This last point is perhaps the most useful for a build focused on melee combat; you should never remain stationary in a battle. Not only will this make you an easy target for ranged units, it will also make it easier for melee opponents to surround you. If you’re being charged by multiple enemies, move backward as you strike at them, and try to manoeuvre around them to expose their weaknesses. For example, if an opponent is wielding a shield which seems impossible to breach, move around them toward their sword-arm and continually strike from that direction, rather than from the shield-arm. This will allow you to break through their defences much easier, especially if you combine your attacks and utilise feints or chambers where possible.
One of the most deadly forces on the battlefield are groups of archers and crossbows. Without a proper shield, you are essentially leaving it to chance whether you will be fortunate enough to avoid their arrows and bolts. However, there is one method of avoiding ranged attacks which will almost always ensure success when executed properly. This involves moving parallel to any singular or group of ranged units, gradually edging nearer to their location to force them into melee. The trick is to move parallel to them until they have fired and missed, and then zig-zag back the other way as you reduce the distance between yourself and the ranged units. This method will always work effectively against a handful of ranged units, but you will still be vulnerable to a large group as you won’t be able to avoid an entire volley. It is therefore perhaps most useful in tournaments and small skirmishes.
When wielding a ranged weapon yourself, you will need to consider movement in different ways. As a ranged unit on foot, you will be targeted by enemy cavalry, so you should keep an eye on what their cavalry is doing at all times. If you can, remain behind a wall of shielded infantry, preferably on a patch of high ground where possible, to reduce the chances of being flanked and killed in one swift charge. When aiming on foot, you will need to account for the ways in which specific types of bows and arrows, and crossbows and bolts, will fire differently based on your position. There is no one size fits all here; you will simply become accustomed to the intuitive feel of your specific combination, but the general rule is that you will need to aim higher when shooting at enemies from afar, and aim in front of them as they run in a particular direction to account for their precise location when the arrow or bolt reaches them.

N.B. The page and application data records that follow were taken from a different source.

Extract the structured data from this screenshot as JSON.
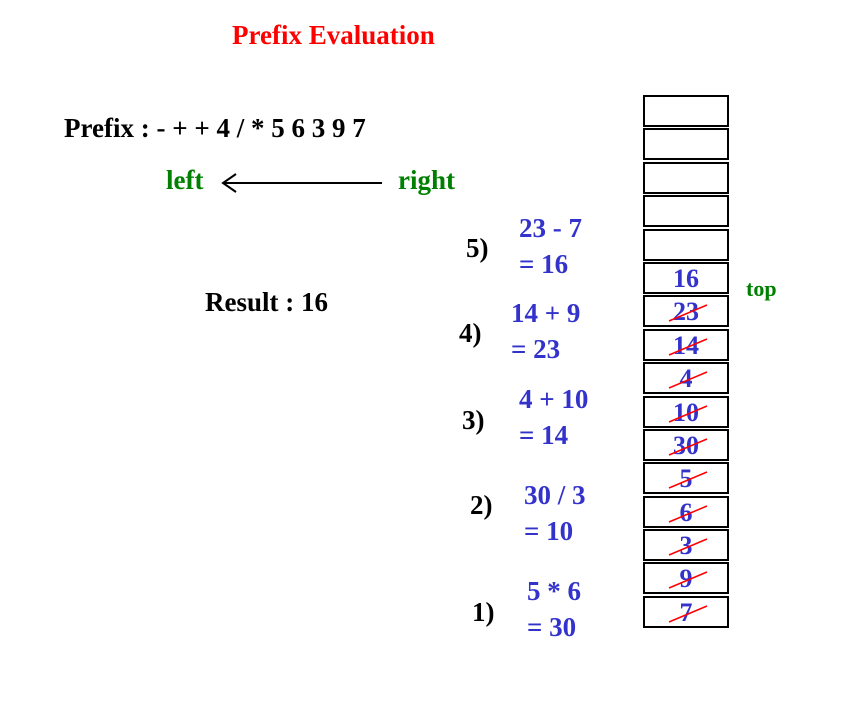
{
  "title": "Prefix Evaluation",
  "expression": "Prefix : - + + 4 / * 5 6 3 9 7",
  "direction": {
    "left": "left",
    "right": "right"
  },
  "result": "Result : 16",
  "top_label": "top",
  "colors": {
    "title": "#ff0000",
    "direction": "#008000",
    "steps": "#3333cc",
    "strike": "#ff0000"
  },
  "steps": [
    {
      "num": "5)",
      "line1": "23 - 7",
      "line2": "= 16"
    },
    {
      "num": "4)",
      "line1": "14 + 9",
      "line2": "= 23"
    },
    {
      "num": "3)",
      "line1": "4 + 10",
      "line2": "= 14"
    },
    {
      "num": "2)",
      "line1": "30 / 3",
      "line2": "= 10"
    },
    {
      "num": "1)",
      "line1": "5 * 6",
      "line2": "= 30"
    }
  ],
  "stack": [
    {
      "value": "",
      "struck": false
    },
    {
      "value": "",
      "struck": false
    },
    {
      "value": "",
      "struck": false
    },
    {
      "value": "",
      "struck": false
    },
    {
      "value": "",
      "struck": false
    },
    {
      "value": "16",
      "struck": false
    },
    {
      "value": "23",
      "struck": true
    },
    {
      "value": "14",
      "struck": true
    },
    {
      "value": "4",
      "struck": true
    },
    {
      "value": "10",
      "struck": true
    },
    {
      "value": "30",
      "struck": true
    },
    {
      "value": "5",
      "struck": true
    },
    {
      "value": "6",
      "struck": true
    },
    {
      "value": "3",
      "struck": true
    },
    {
      "value": "9",
      "struck": true
    },
    {
      "value": "7",
      "struck": true
    }
  ]
}
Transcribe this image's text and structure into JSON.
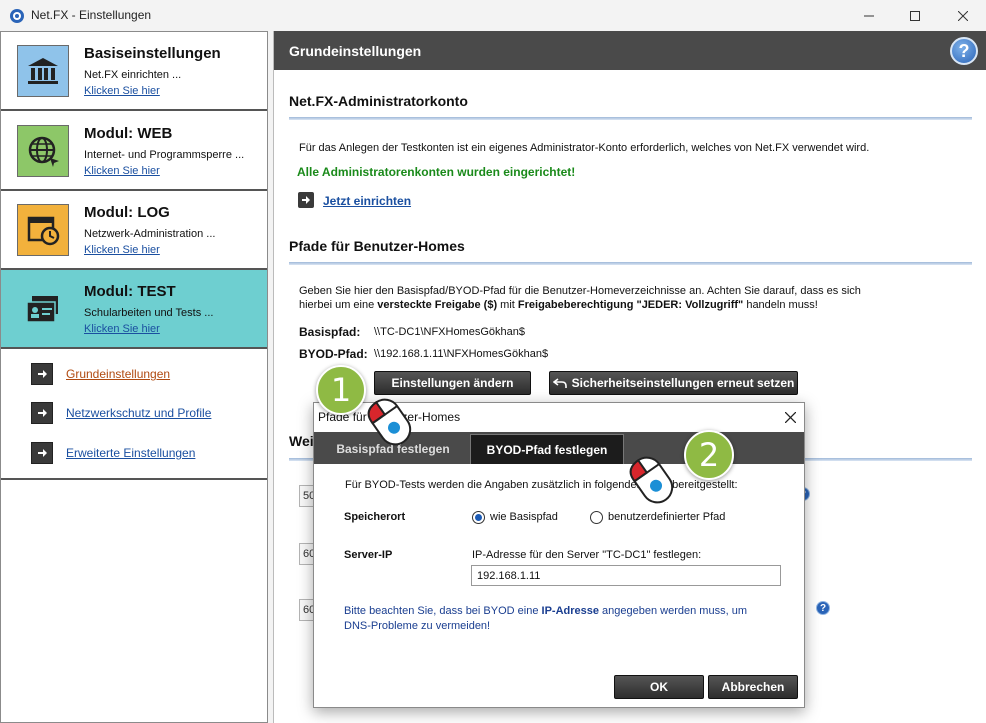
{
  "window": {
    "title": "Net.FX - Einstellungen"
  },
  "sidebar": {
    "modules": [
      {
        "title": "Basiseinstellungen",
        "desc": "Net.FX einrichten ...",
        "link": "Klicken Sie hier"
      },
      {
        "title": "Modul: WEB",
        "desc": "Internet- und Programmsperre ...",
        "link": "Klicken Sie hier"
      },
      {
        "title": "Modul: LOG",
        "desc": "Netzwerk-Administration ...",
        "link": "Klicken Sie hier"
      },
      {
        "title": "Modul: TEST",
        "desc": "Schularbeiten und Tests ...",
        "link": "Klicken Sie hier"
      }
    ],
    "nav": [
      {
        "label": "Grundeinstellungen"
      },
      {
        "label": "Netzwerkschutz und Profile"
      },
      {
        "label": "Erweiterte Einstellungen"
      }
    ]
  },
  "main": {
    "title": "Grundeinstellungen",
    "help": "?",
    "admin": {
      "heading": "Net.FX-Administratorkonto",
      "desc": "Für das Anlegen der Testkonten ist ein eigenes Administrator-Konto erforderlich, welches von Net.FX verwendet wird.",
      "status": "Alle Administratorenkonten wurden eingerichtet!",
      "action": "Jetzt einrichten"
    },
    "paths": {
      "heading": "Pfade für Benutzer-Homes",
      "desc_line1": "Geben Sie hier den Basispfad/BYOD-Pfad für die Benutzer-Homeverzeichnisse an. Achten Sie darauf, dass es sich",
      "desc_line2_a": "hierbei um eine ",
      "desc_line2_b": "versteckte Freigabe ($)",
      "desc_line2_c": " mit ",
      "desc_line2_d": "Freigabeberechtigung \"JEDER: Vollzugriff\"",
      "desc_line2_e": " handeln muss!",
      "base_label": "Basispfad:",
      "base_value": "\\\\TC-DC1\\NFXHomesGökhan$",
      "byod_label": "BYOD-Pfad:",
      "byod_value": "\\\\192.168.1.11\\NFXHomesGökhan$",
      "btn_change": "Einstellungen ändern",
      "btn_reset": "Sicherheitseinstellungen erneut setzen"
    },
    "more": {
      "heading_partial": "Wei",
      "field1": "50",
      "field2": "60",
      "field3": "60"
    }
  },
  "dialog": {
    "title": "Pfade für Benutzer-Homes",
    "tabs": [
      {
        "label": "Basispfad festlegen"
      },
      {
        "label": "BYOD-Pfad festlegen"
      }
    ],
    "intro": "Für BYOD-Tests werden die Angaben zusätzlich in folgender Form bereitgestellt:",
    "storage_label": "Speicherort",
    "radio_base": "wie Basispfad",
    "radio_custom": "benutzerdefinierter Pfad",
    "server_label": "Server-IP",
    "ip_caption": "IP-Adresse für den Server \"TC-DC1\" festlegen:",
    "ip_value": "192.168.1.11",
    "note_a": "Bitte beachten Sie, dass bei BYOD eine ",
    "note_b": "IP-Adresse",
    "note_c": " angegeben werden muss, um",
    "note_d": "DNS-Probleme zu vermeiden!",
    "ok": "OK",
    "cancel": "Abbrechen"
  },
  "callouts": {
    "one": "1",
    "two": "2"
  }
}
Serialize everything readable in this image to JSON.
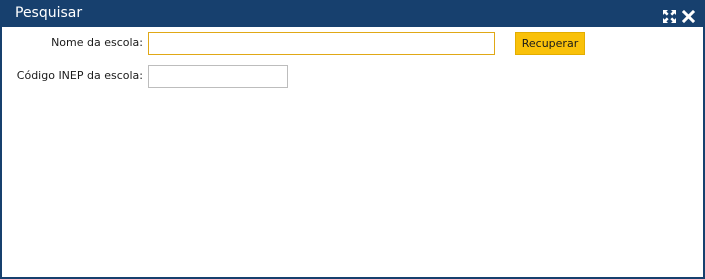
{
  "window": {
    "title": "Pesquisar",
    "controls": {
      "maximize_icon": "expand-icon",
      "close_icon": "close-icon"
    },
    "colors": {
      "titlebar": "#17406e",
      "accent_button": "#f9c10a",
      "focused_input_border": "#e0a816"
    }
  },
  "form": {
    "nome_label": "Nome da escola:",
    "nome_value": "",
    "inep_label": "Código INEP da escola:",
    "inep_value": "",
    "recuperar_label": "Recuperar"
  }
}
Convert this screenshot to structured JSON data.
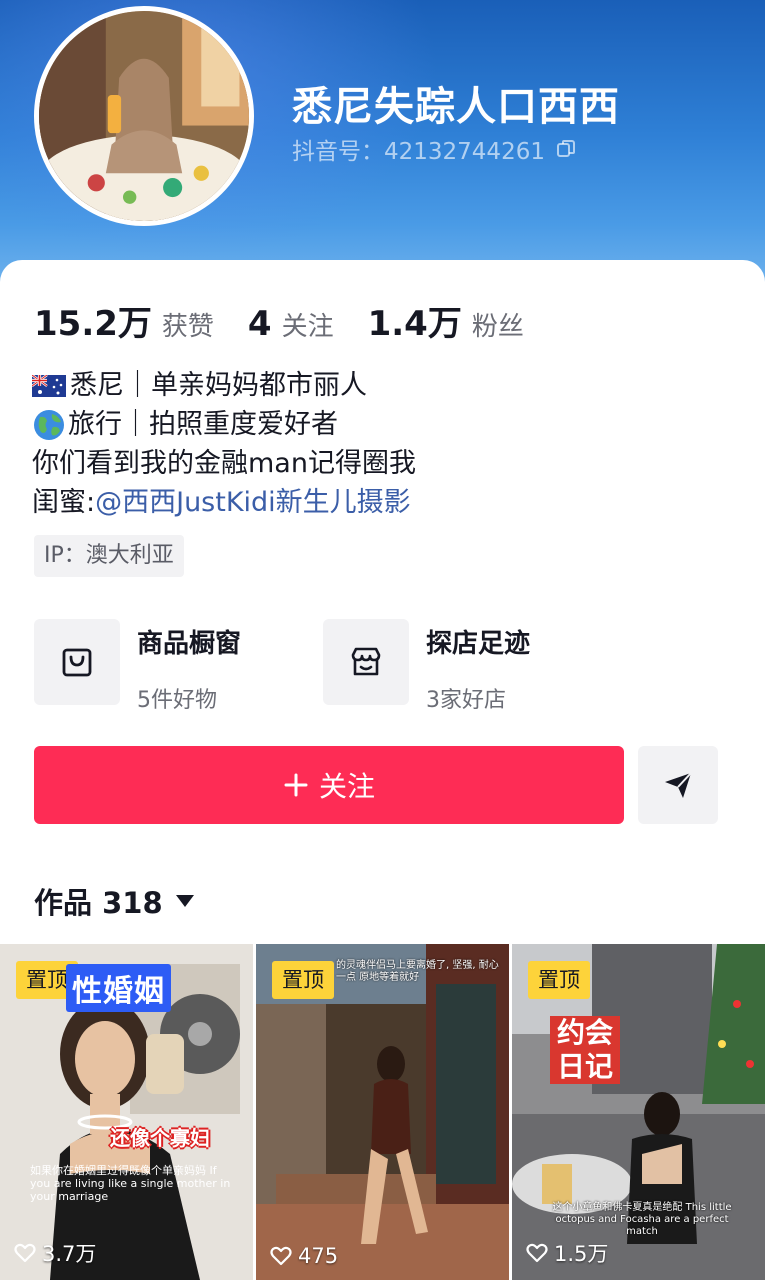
{
  "profile": {
    "username": "悉尼失踪人口西西",
    "douyin_id": "抖音号：42132744261"
  },
  "stats": [
    {
      "value": "15.2万",
      "label": "获赞"
    },
    {
      "value": "4",
      "label": "关注"
    },
    {
      "value": "1.4万",
      "label": "粉丝"
    }
  ],
  "bio": {
    "line1": "悉尼｜单亲妈妈都市丽人",
    "line2": "旅行｜拍照重度爱好者",
    "line3": "你们看到我的金融man记得圈我",
    "line4_prefix": "闺蜜: ",
    "line4_mention": "@西西JustKidi新生儿摄影"
  },
  "ip": "IP：澳大利亚",
  "features": [
    {
      "title": "商品橱窗",
      "sub": "5件好物",
      "icon": "shopping-bag-icon"
    },
    {
      "title": "探店足迹",
      "sub": "3家好店",
      "icon": "storefront-icon"
    }
  ],
  "actions": {
    "follow_label": "关注",
    "share_icon": "send-icon"
  },
  "works_tab": {
    "label": "作品 318"
  },
  "videos": [
    {
      "pin": "置顶",
      "likes": "3.7万",
      "title": "性婚姻",
      "caption": "还像个寡妇",
      "subtitle": "如果你在婚姻里过得既像个单亲妈妈 If you are living like a single mother in your marriage"
    },
    {
      "pin": "置顶",
      "likes": "475",
      "subtitle": "的灵魂伴侣马上要离婚了, 坚强, 耐心一点 原地等着就好"
    },
    {
      "pin": "置顶",
      "likes": "1.5万",
      "title": "约会日记",
      "subtitle": "这个小章鱼和佛卡夏真是绝配 This little octopus and Focasha are a perfect match"
    }
  ],
  "colors": {
    "accent": "#fe2c55",
    "header_top": "#1a5fb8",
    "mention": "#3b5ea8",
    "pin": "#fdd33a"
  }
}
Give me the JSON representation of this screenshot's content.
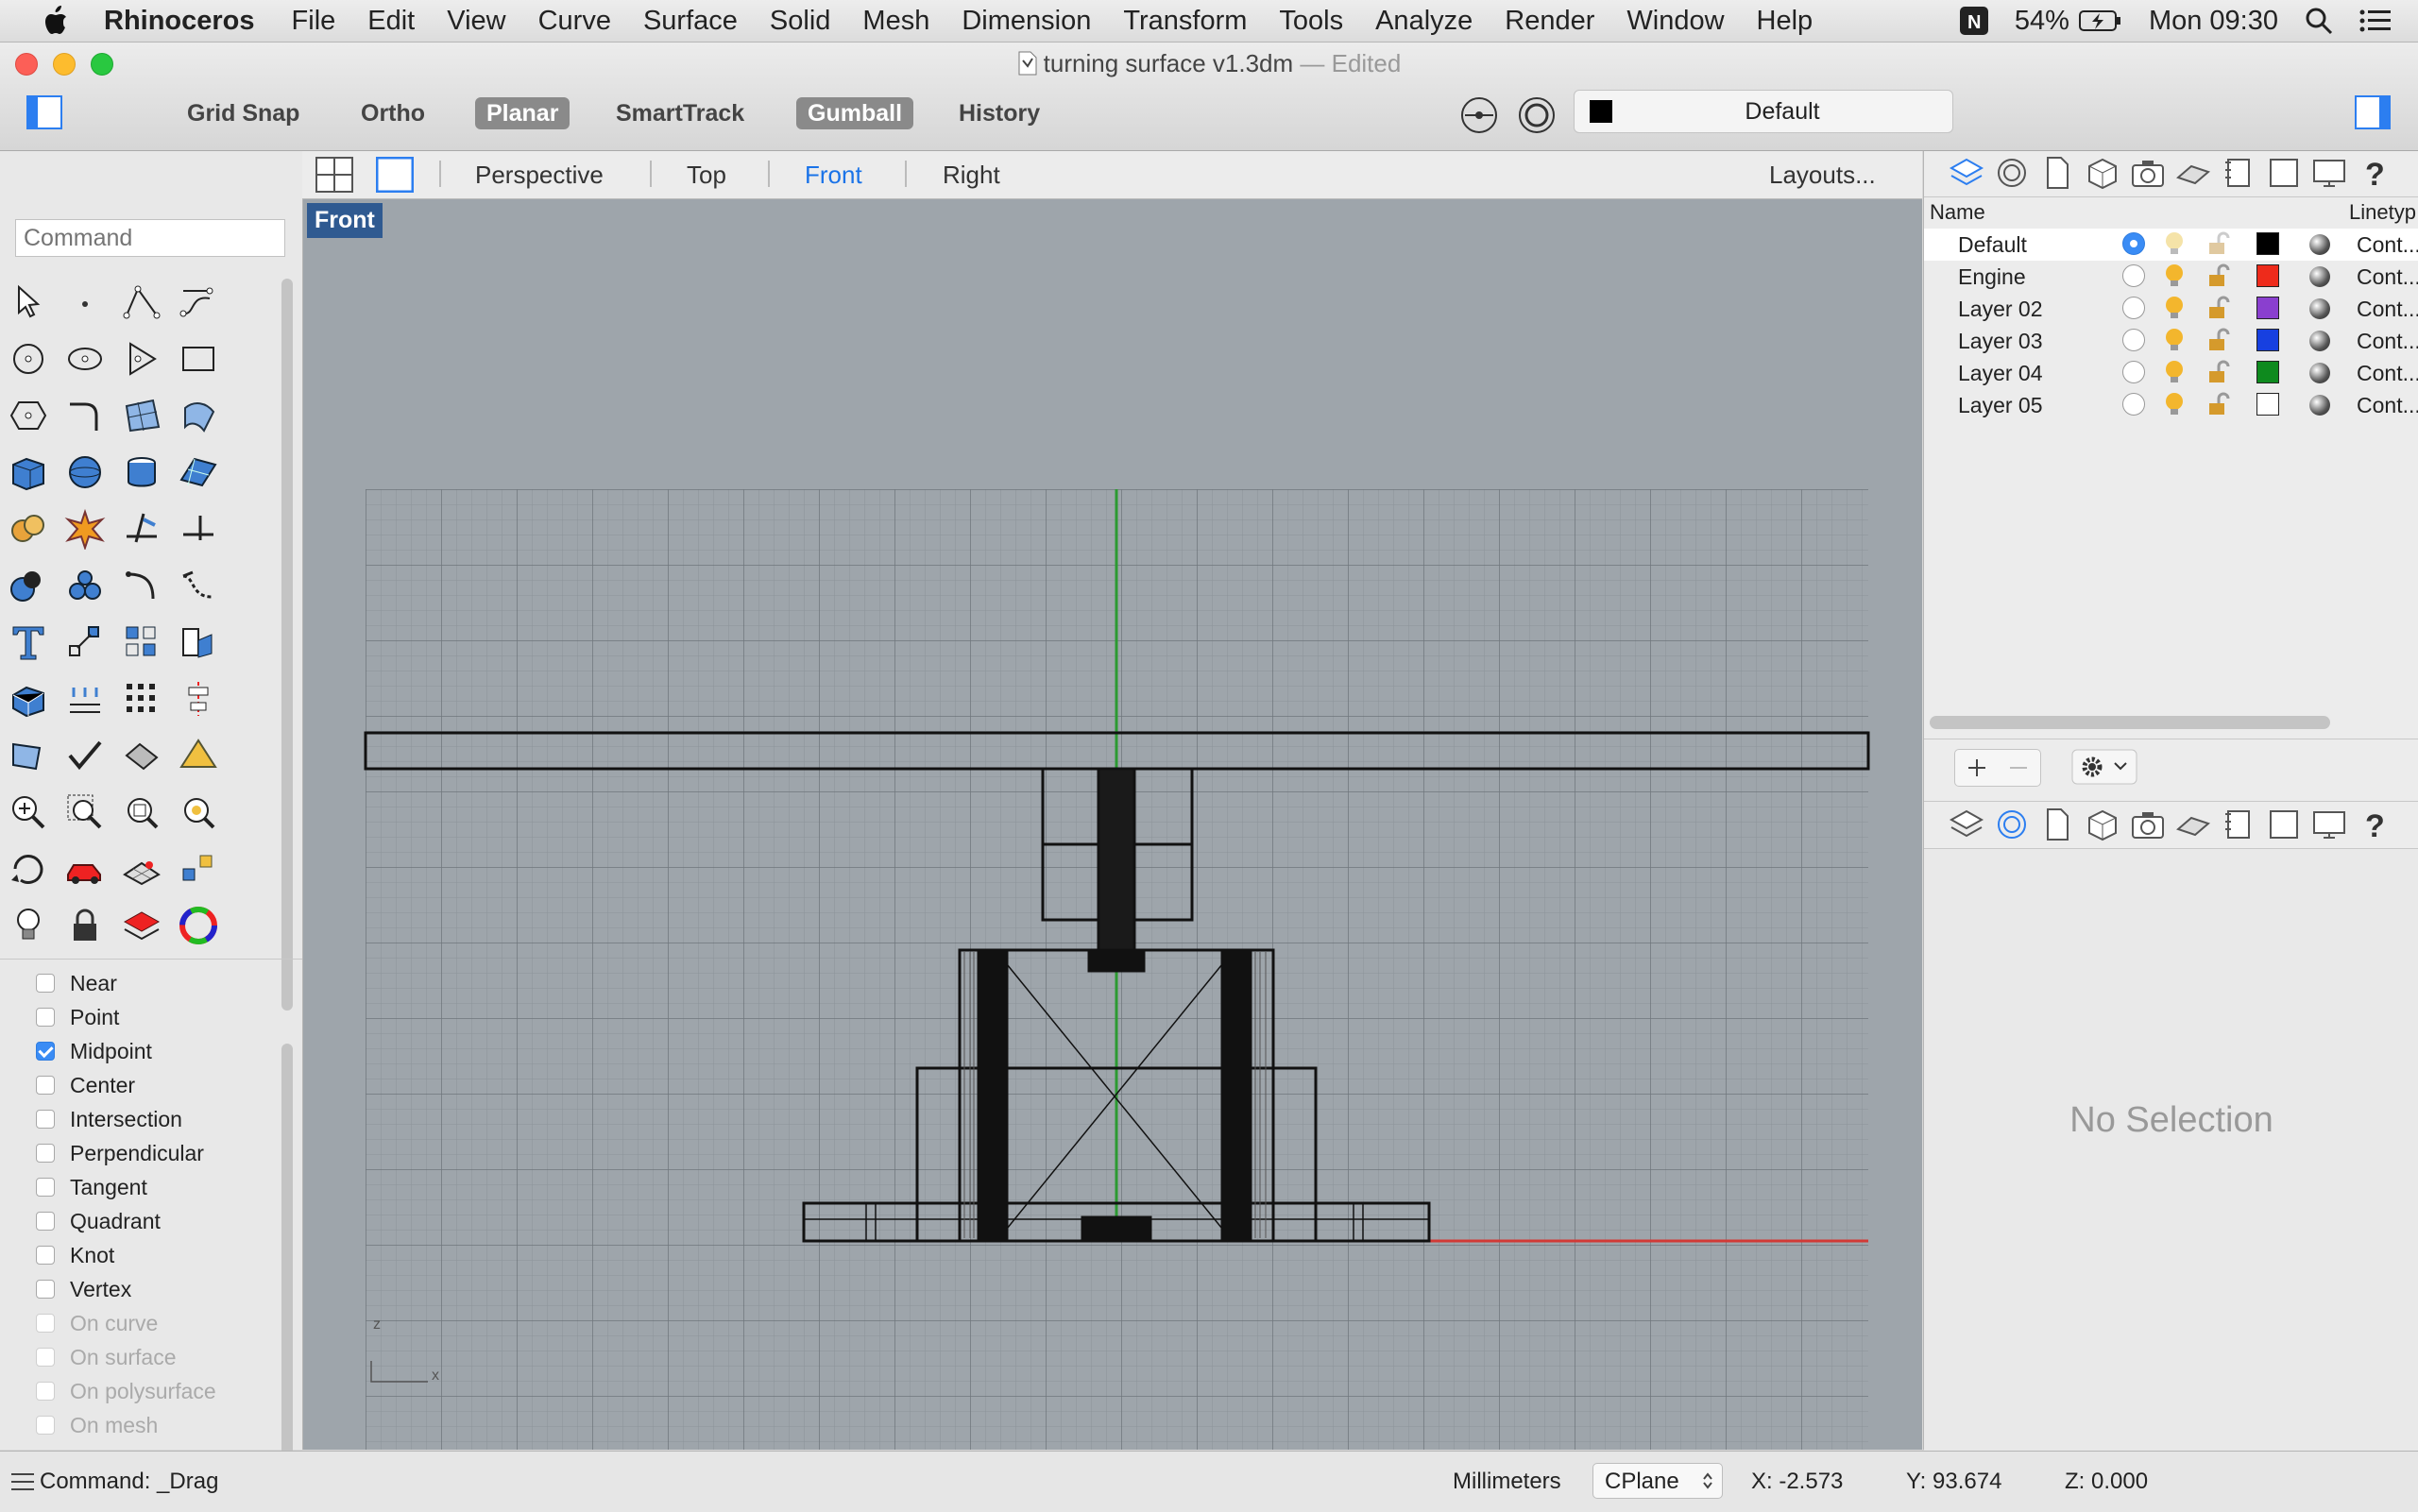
{
  "menubar": {
    "app_name": "Rhinoceros",
    "items": [
      "File",
      "Edit",
      "View",
      "Curve",
      "Surface",
      "Solid",
      "Mesh",
      "Dimension",
      "Transform",
      "Tools",
      "Analyze",
      "Render",
      "Window",
      "Help"
    ],
    "battery": "54%",
    "clock": "Mon 09:30"
  },
  "window": {
    "title": "turning surface v1.3dm",
    "edited": "— Edited"
  },
  "toolbar": {
    "buttons": [
      {
        "label": "Grid Snap",
        "on": false
      },
      {
        "label": "Ortho",
        "on": false
      },
      {
        "label": "Planar",
        "on": true
      },
      {
        "label": "SmartTrack",
        "on": false
      },
      {
        "label": "Gumball",
        "on": true
      },
      {
        "label": "History",
        "on": false
      }
    ],
    "current_layer": "Default",
    "current_layer_color": "#000000"
  },
  "viewbar": {
    "tabs": [
      "Perspective",
      "Top",
      "Front",
      "Right"
    ],
    "active_tab": "Front",
    "layouts": "Layouts..."
  },
  "left": {
    "command_placeholder": "Command",
    "snaps": [
      {
        "label": "Near",
        "checked": false,
        "enabled": true
      },
      {
        "label": "Point",
        "checked": false,
        "enabled": true
      },
      {
        "label": "Midpoint",
        "checked": true,
        "enabled": true
      },
      {
        "label": "Center",
        "checked": false,
        "enabled": true
      },
      {
        "label": "Intersection",
        "checked": false,
        "enabled": true
      },
      {
        "label": "Perpendicular",
        "checked": false,
        "enabled": true
      },
      {
        "label": "Tangent",
        "checked": false,
        "enabled": true
      },
      {
        "label": "Quadrant",
        "checked": false,
        "enabled": true
      },
      {
        "label": "Knot",
        "checked": false,
        "enabled": true
      },
      {
        "label": "Vertex",
        "checked": false,
        "enabled": true
      },
      {
        "label": "On curve",
        "checked": false,
        "enabled": false
      },
      {
        "label": "On surface",
        "checked": false,
        "enabled": false
      },
      {
        "label": "On polysurface",
        "checked": false,
        "enabled": false
      },
      {
        "label": "On mesh",
        "checked": false,
        "enabled": false
      }
    ]
  },
  "viewport": {
    "label": "Front",
    "axis_z": "z",
    "axis_x": "x"
  },
  "layers": {
    "col_name": "Name",
    "col_linetype": "Linetyp",
    "rows": [
      {
        "name": "Default",
        "current": true,
        "color": "#000000",
        "linetype": "Cont..."
      },
      {
        "name": "Engine",
        "current": false,
        "color": "#ee2b1b",
        "linetype": "Cont..."
      },
      {
        "name": "Layer 02",
        "current": false,
        "color": "#8a3fcf",
        "linetype": "Cont..."
      },
      {
        "name": "Layer 03",
        "current": false,
        "color": "#1740e0",
        "linetype": "Cont..."
      },
      {
        "name": "Layer 04",
        "current": false,
        "color": "#0e8a1e",
        "linetype": "Cont..."
      },
      {
        "name": "Layer 05",
        "current": false,
        "color": "#ffffff",
        "linetype": "Cont..."
      }
    ]
  },
  "properties": {
    "empty_text": "No Selection"
  },
  "status": {
    "command": "Command: _Drag",
    "units": "Millimeters",
    "cplane": "CPlane",
    "x": "X: -2.573",
    "y": "Y: 93.674",
    "z": "Z: 0.000"
  }
}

When riding a horse on the battlefield you will at first find it cumbersome and slow, even if you have invested a lot of points in horse riding from your backstory. The speed and maneuverability of your mount will increase and improve as you level your horse riding ability, allowing you to perform a cavalry charge at short notice or move between both friendly and enemy infantry and ranged units with accuracy. While mounted, you will be able to charge through a group of enemies to stagger them and inflict relatively minor damage, but the real benefit of a mount comes with the ability to wield a polearm or large two-handed weapon as you sweep through enemy lines and hit multiple opponents at once. This can be extremely effective at dispersing enemy ranged units and swiftly breaking their morale. However, you should be careful to avoid enemy cavalry in the process; if you hit another horse you will stop dead in your tracks, exposing you to ranged fire or infantry spears.